The California state bar “Task Force on Access Through Innovation of Legal Services” has recently proposed new ethics rules that would modify restrictions on the practice of law, especially affecting alternative legal service providers (ALSP).
The proposed changes would allow:
- Nonlawyers to provide some legal advice and services, with regulation.
- Entities that provide law-related services to be made up of lawyers, nonlawyers or a combination, also with regulations.
- Nonlawyers to hold a financial interest in law firms.
Whether or not this will ripple across other states remains to be seen, though Bloomberg Big Law Business reports that Arizona and Utah also have similar task forces because of concerns over access to legal systems and justice for the underserved. The article also states:

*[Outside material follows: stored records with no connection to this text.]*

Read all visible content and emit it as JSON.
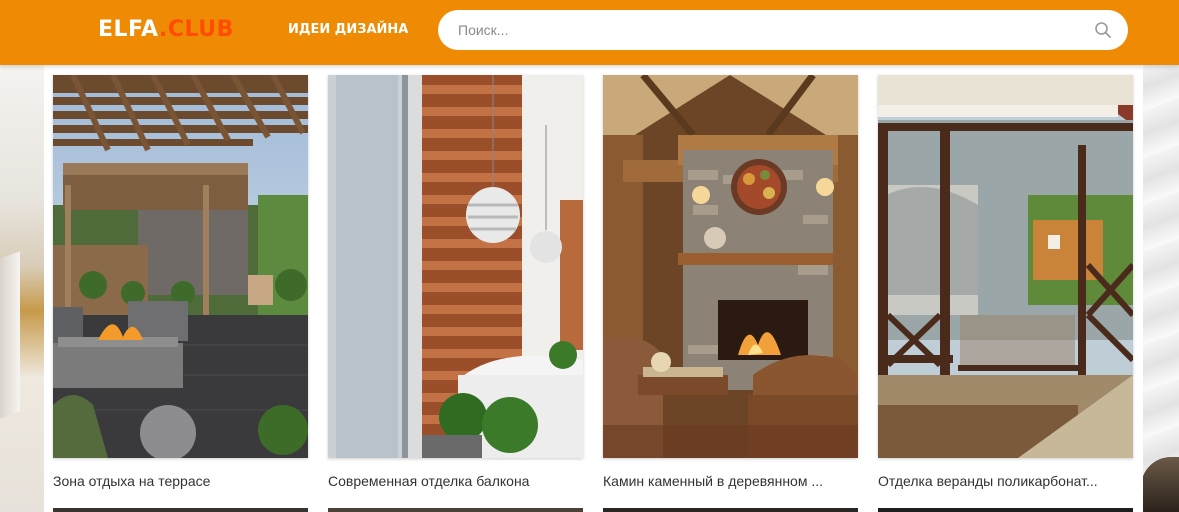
{
  "header": {
    "logo_main": "ELFA",
    "logo_accent": ".CLUB",
    "nav_link": "ИДЕИ ДИЗАЙНА",
    "search_placeholder": "Поиск...",
    "search_icon": "search-icon",
    "background_color": "#ee8a04",
    "logo_accent_color": "#ff4d00"
  },
  "gallery": {
    "cards": [
      {
        "caption": "Зона отдыха на террасе"
      },
      {
        "caption": "Современная отделка балкона"
      },
      {
        "caption": "Камин каменный в деревянном ..."
      },
      {
        "caption": "Отделка веранды поликарбонат..."
      }
    ]
  }
}
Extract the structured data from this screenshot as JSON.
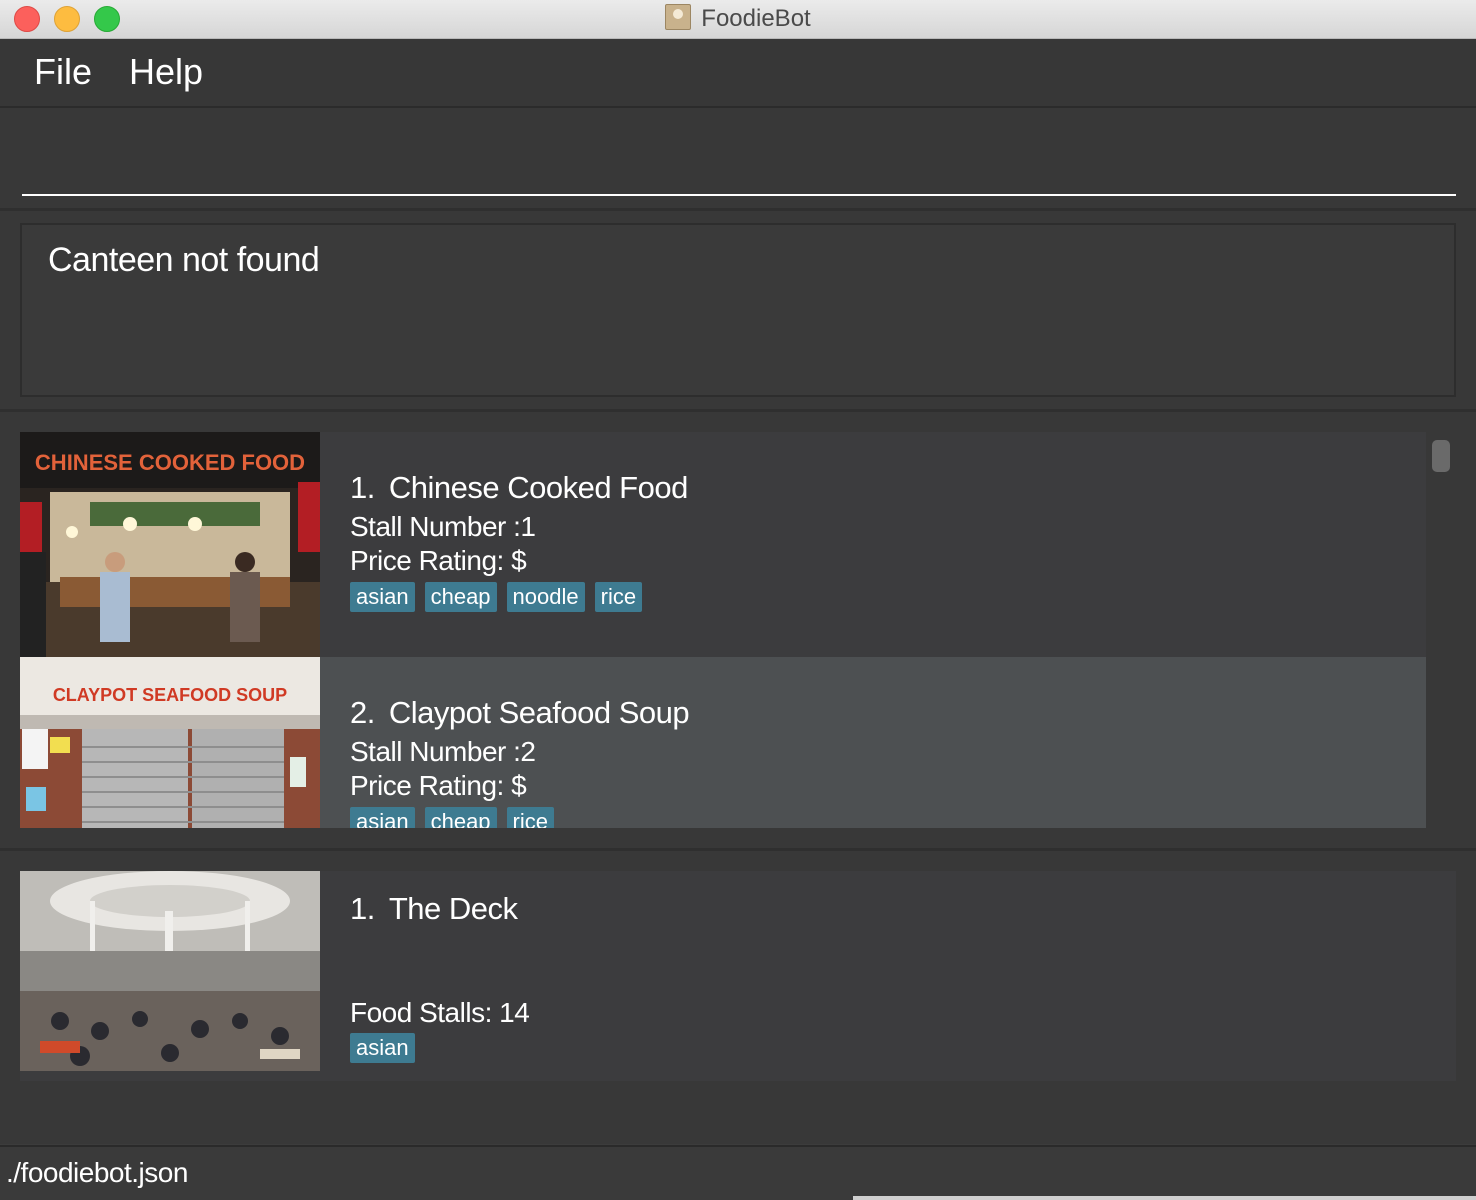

“California’s efforts are one of the first possible steps toward a U.S. legal market that looks more like the U.K. and Australia’s.”
Meanwhile, the California proposals face a series of votes before they could become effective.

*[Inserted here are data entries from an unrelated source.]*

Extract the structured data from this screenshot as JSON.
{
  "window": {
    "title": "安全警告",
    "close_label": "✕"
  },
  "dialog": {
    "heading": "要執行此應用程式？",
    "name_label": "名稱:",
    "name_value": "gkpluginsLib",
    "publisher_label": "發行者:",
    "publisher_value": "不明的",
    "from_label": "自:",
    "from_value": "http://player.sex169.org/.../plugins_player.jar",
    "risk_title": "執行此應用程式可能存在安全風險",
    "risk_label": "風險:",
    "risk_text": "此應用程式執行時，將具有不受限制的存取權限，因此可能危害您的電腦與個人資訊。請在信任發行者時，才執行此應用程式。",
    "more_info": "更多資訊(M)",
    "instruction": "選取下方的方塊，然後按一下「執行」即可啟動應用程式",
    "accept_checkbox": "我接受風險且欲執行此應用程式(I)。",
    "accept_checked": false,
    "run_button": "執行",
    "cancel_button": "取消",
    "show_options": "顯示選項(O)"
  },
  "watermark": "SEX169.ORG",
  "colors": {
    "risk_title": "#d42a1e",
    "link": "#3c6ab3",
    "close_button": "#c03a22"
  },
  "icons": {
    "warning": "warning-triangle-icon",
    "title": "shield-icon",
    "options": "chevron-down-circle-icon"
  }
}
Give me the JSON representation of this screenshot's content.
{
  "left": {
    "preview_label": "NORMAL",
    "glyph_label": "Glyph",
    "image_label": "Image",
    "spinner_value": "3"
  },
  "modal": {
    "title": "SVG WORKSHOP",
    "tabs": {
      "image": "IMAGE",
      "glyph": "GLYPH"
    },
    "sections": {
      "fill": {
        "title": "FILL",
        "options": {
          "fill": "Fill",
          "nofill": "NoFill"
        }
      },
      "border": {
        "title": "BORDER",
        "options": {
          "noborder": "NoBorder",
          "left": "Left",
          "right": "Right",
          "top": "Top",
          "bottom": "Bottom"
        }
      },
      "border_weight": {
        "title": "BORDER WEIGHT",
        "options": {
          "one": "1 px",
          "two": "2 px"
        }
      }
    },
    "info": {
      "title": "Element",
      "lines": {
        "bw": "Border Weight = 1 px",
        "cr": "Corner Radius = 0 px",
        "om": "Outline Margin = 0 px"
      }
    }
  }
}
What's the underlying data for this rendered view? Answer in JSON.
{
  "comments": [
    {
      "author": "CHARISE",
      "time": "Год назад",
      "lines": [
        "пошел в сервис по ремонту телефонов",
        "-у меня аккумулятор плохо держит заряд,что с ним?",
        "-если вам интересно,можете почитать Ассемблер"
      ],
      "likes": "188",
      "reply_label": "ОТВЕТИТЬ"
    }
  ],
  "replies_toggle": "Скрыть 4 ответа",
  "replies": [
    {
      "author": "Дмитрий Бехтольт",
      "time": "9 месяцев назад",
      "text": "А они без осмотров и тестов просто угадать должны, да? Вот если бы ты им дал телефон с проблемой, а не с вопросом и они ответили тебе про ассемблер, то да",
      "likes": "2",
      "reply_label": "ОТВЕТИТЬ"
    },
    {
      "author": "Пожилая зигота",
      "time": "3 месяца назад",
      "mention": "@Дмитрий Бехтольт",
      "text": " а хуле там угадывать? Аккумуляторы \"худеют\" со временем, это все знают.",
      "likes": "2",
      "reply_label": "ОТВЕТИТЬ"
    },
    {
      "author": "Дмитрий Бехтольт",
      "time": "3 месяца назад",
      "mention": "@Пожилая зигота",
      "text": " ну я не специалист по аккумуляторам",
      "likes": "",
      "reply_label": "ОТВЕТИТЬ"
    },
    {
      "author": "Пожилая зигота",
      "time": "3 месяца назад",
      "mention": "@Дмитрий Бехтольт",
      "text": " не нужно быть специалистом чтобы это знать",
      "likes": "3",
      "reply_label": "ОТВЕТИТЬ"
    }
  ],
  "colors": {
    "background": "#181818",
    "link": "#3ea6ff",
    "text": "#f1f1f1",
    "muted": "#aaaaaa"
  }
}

If the rule change goes into effect and non-lawyers are allowed to take a financial interest in law firms, how big a change would that be for the legal market? It would be a big rules change but the impact on the legal market likely would be limited. The best evidence for that impact lies in the UK and Australia, both of which made this rule change several years ago. Our read of the commentary over the years from both countries is that the rule change led to a more diverse legal ecosystem but no fundamental changes.
State of ALSP industry in 2019

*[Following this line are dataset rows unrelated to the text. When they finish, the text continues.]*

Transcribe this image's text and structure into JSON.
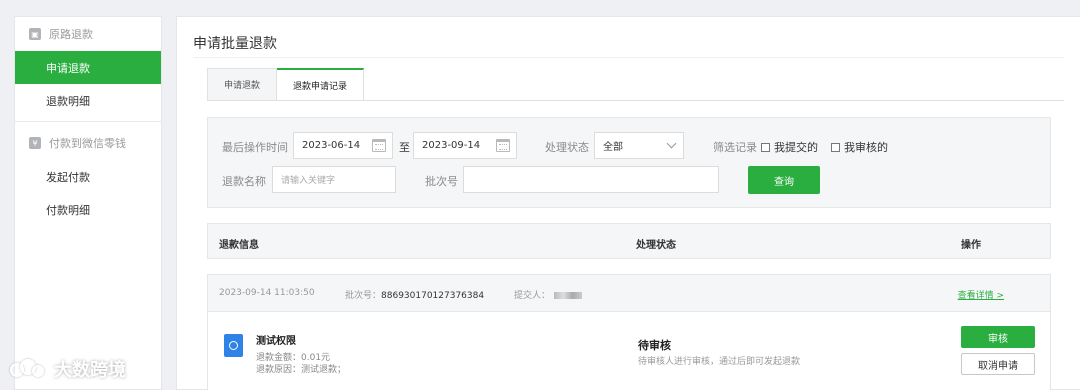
{
  "sidebar": {
    "group1": "原路退款",
    "items1": [
      "申请退款",
      "退款明细"
    ],
    "group2": "付款到微信零钱",
    "items2": [
      "发起付款",
      "付款明细"
    ]
  },
  "page": {
    "title": "申请批量退款"
  },
  "tabs": [
    "申请退款",
    "退款申请记录"
  ],
  "filter": {
    "last_op_label": "最后操作时间",
    "date_from": "2023-06-14",
    "to": "至",
    "date_to": "2023-09-14",
    "status_label": "处理状态",
    "status_value": "全部",
    "filter_label": "筛选记录",
    "mine_submitted": "我提交的",
    "mine_reviewed": "我审核的",
    "name_label": "退款名称",
    "name_placeholder": "请输入关键字",
    "batch_label": "批次号",
    "batch_value": "",
    "query_button": "查询"
  },
  "table": {
    "headers": [
      "退款信息",
      "处理状态",
      "操作"
    ],
    "rows": [
      {
        "time": "2023-09-14 11:03:50",
        "batch_label": "批次号：",
        "batch_no": "886930170127376384",
        "submitter_label": "提交人：",
        "details_link": "查看详情 >",
        "name": "测试权限",
        "amount": "退款金额：0.01元",
        "reason": "退款原因：测试退款；",
        "status": "待审核",
        "status_desc": "待审核人进行审核，通过后即可发起退款",
        "approve_button": "审核",
        "cancel_button": "取消申请"
      }
    ]
  },
  "watermark": "大数跨境",
  "colors": {
    "accent": "#2aae40",
    "icon_blue": "#2f83e6"
  }
}
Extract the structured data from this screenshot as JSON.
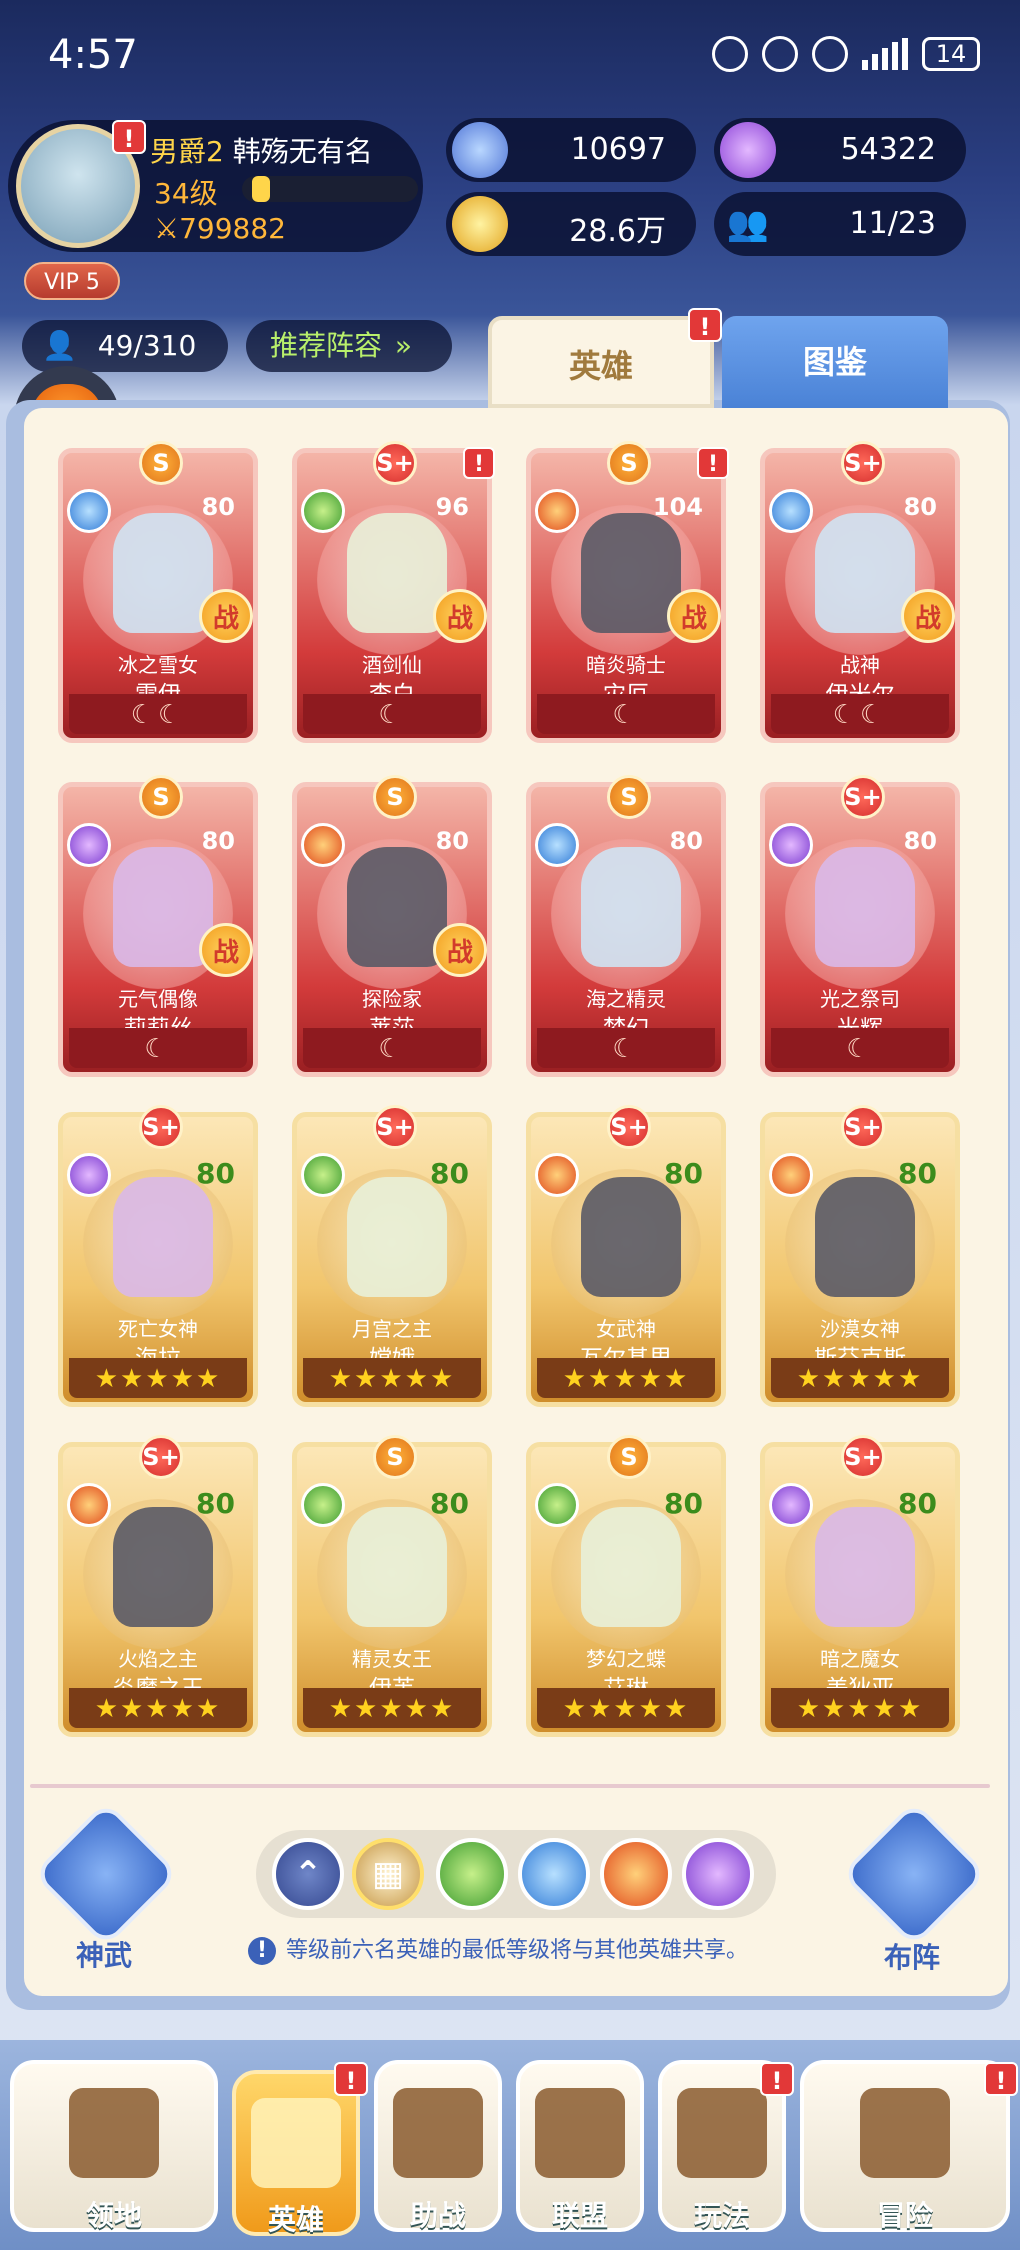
{
  "status_bar": {
    "time": "4:57",
    "battery": "14"
  },
  "player": {
    "rank": "男爵2",
    "name": "韩殇无有名",
    "level": "34级",
    "level_progress": 0.1,
    "power": "799882",
    "vip": "VIP 5"
  },
  "resources": {
    "stars": "10697",
    "gems": "54322",
    "coins": "28.6万",
    "members": "11/23"
  },
  "hero_count": "49/310",
  "recommend_label": "推荐阵容",
  "tabs": {
    "heroes": "英雄",
    "atlas": "图鉴"
  },
  "heroes": [
    {
      "grade": "S",
      "element": "ice",
      "level": "80",
      "title": "冰之雪女",
      "name": "雪伊",
      "rarity": "red",
      "moons": "☾☾",
      "war": "战",
      "alert": false
    },
    {
      "grade": "S+",
      "element": "wood",
      "level": "96",
      "title": "酒剑仙",
      "name": "李白",
      "rarity": "red",
      "moons": "☾",
      "war": "战",
      "alert": true
    },
    {
      "grade": "S",
      "element": "fire",
      "level": "104",
      "title": "暗炎骑士",
      "name": "灾厄",
      "rarity": "red",
      "moons": "☾",
      "war": "战",
      "alert": true
    },
    {
      "grade": "S+",
      "element": "ice",
      "level": "80",
      "title": "战神",
      "name": "伊米尔",
      "rarity": "red",
      "moons": "☾☾",
      "war": "战",
      "alert": false
    },
    {
      "grade": "S",
      "element": "arcane",
      "level": "80",
      "title": "元气偶像",
      "name": "莉莉丝",
      "rarity": "red",
      "moons": "☾",
      "war": "战",
      "alert": false
    },
    {
      "grade": "S",
      "element": "fire",
      "level": "80",
      "title": "探险家",
      "name": "莱莎",
      "rarity": "red",
      "moons": "☾",
      "war": "战",
      "alert": false
    },
    {
      "grade": "S",
      "element": "ice",
      "level": "80",
      "title": "海之精灵",
      "name": "梦幻",
      "rarity": "red",
      "moons": "☾",
      "war": "",
      "alert": false
    },
    {
      "grade": "S+",
      "element": "arcane",
      "level": "80",
      "title": "光之祭司",
      "name": "光辉",
      "rarity": "red",
      "moons": "☾",
      "war": "",
      "alert": false
    },
    {
      "grade": "S+",
      "element": "arcane",
      "level": "80",
      "title": "死亡女神",
      "name": "海拉",
      "rarity": "gold",
      "stars": "★★★★★",
      "war": "",
      "alert": false
    },
    {
      "grade": "S+",
      "element": "wood",
      "level": "80",
      "title": "月宫之主",
      "name": "嫦娥",
      "rarity": "gold",
      "stars": "★★★★★",
      "war": "",
      "alert": false
    },
    {
      "grade": "S+",
      "element": "fire",
      "level": "80",
      "title": "女武神",
      "name": "瓦尔基里",
      "rarity": "gold",
      "stars": "★★★★★",
      "war": "",
      "alert": false
    },
    {
      "grade": "S+",
      "element": "fire",
      "level": "80",
      "title": "沙漠女神",
      "name": "斯芬克斯",
      "rarity": "gold",
      "stars": "★★★★★",
      "war": "",
      "alert": false
    },
    {
      "grade": "S+",
      "element": "fire",
      "level": "80",
      "title": "火焰之主",
      "name": "炎魔之王",
      "rarity": "gold",
      "stars": "★★★★★",
      "war": "",
      "alert": false
    },
    {
      "grade": "S",
      "element": "wood",
      "level": "80",
      "title": "精灵女王",
      "name": "伊芙",
      "rarity": "gold",
      "stars": "★★★★★",
      "war": "",
      "alert": false
    },
    {
      "grade": "S",
      "element": "wood",
      "level": "80",
      "title": "梦幻之蝶",
      "name": "艾琳",
      "rarity": "gold",
      "stars": "★★★★★",
      "war": "",
      "alert": false
    },
    {
      "grade": "S+",
      "element": "arcane",
      "level": "80",
      "title": "暗之魔女",
      "name": "美狄亚",
      "rarity": "gold",
      "stars": "★★★★★",
      "war": "",
      "alert": false
    }
  ],
  "controls": {
    "shenwu": "神武",
    "buzhen": "布阵",
    "tip": "等级前六名英雄的最低等级将与其他英雄共享。"
  },
  "nav": [
    {
      "label": "领地",
      "alert": false,
      "active": false
    },
    {
      "label": "英雄",
      "alert": true,
      "active": true
    },
    {
      "label": "助战",
      "alert": false,
      "active": false
    },
    {
      "label": "联盟",
      "alert": false,
      "active": false
    },
    {
      "label": "玩法",
      "alert": true,
      "active": false
    },
    {
      "label": "冒险",
      "alert": true,
      "active": false
    }
  ]
}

The Thomson Reuters Legal Executive Institute early 2019 report Alternative Legal Service Providers 2019: Fast Growth, Expanding Use and Increasing Opportunity created some buzz that law firms have lost and will lose more share to alternative legal service providers (ALSP). And some might speculate that the rule change would be particularly good for alternative legal service providers.
LAC Group CIO & CKO Ron Friedmann, who worked for an ALSP, and has followed the rise of that category since its inception, explains that big law has been responding to market evolution:
Many firms have thought about alternative providers and have acted. First, at least a half-dozen firms have announced partnerships with alternative providers – most recently in early June when Ashurst announced a partnership with Cognia Law. And, more recently, Greenberg Traurig announced Recurve, which is designed to provide alternative delivery.
Second, many large law firms have imitated aspects of alternative legal service providers (ALSPs). I wrote about this in 2012 and again in a 2018 post. The trend I noted in both continues today: most of the UK top 30 firms operate wholly-owned low cost centers for both business and legal support; some global firms now operate multiple low cost centers; many large US firms hire staff attorneys who offer clients better value for certain work; dozens of large firms use efficiency and quality enhancing tools, for example, machine learning to accelerate contract review in due diligence.
ALSPs can be friend or foe, problem or opportunity. Prominent coverage by the legal media and blogs reflects that markets and clients have spoken—they want value for their dollars and multiple options for legal delivery. That trend will grow in my view. To date, it appears that ALSPs have gone after work that many large firms don’t pursue. In the future, there may be more head-to-competition. If that does occur, I expect even more law firms will either partner with them or adopt more of the efficiencies the ALSPs pioneered. Under the proposed California rules, doing so would become even easier.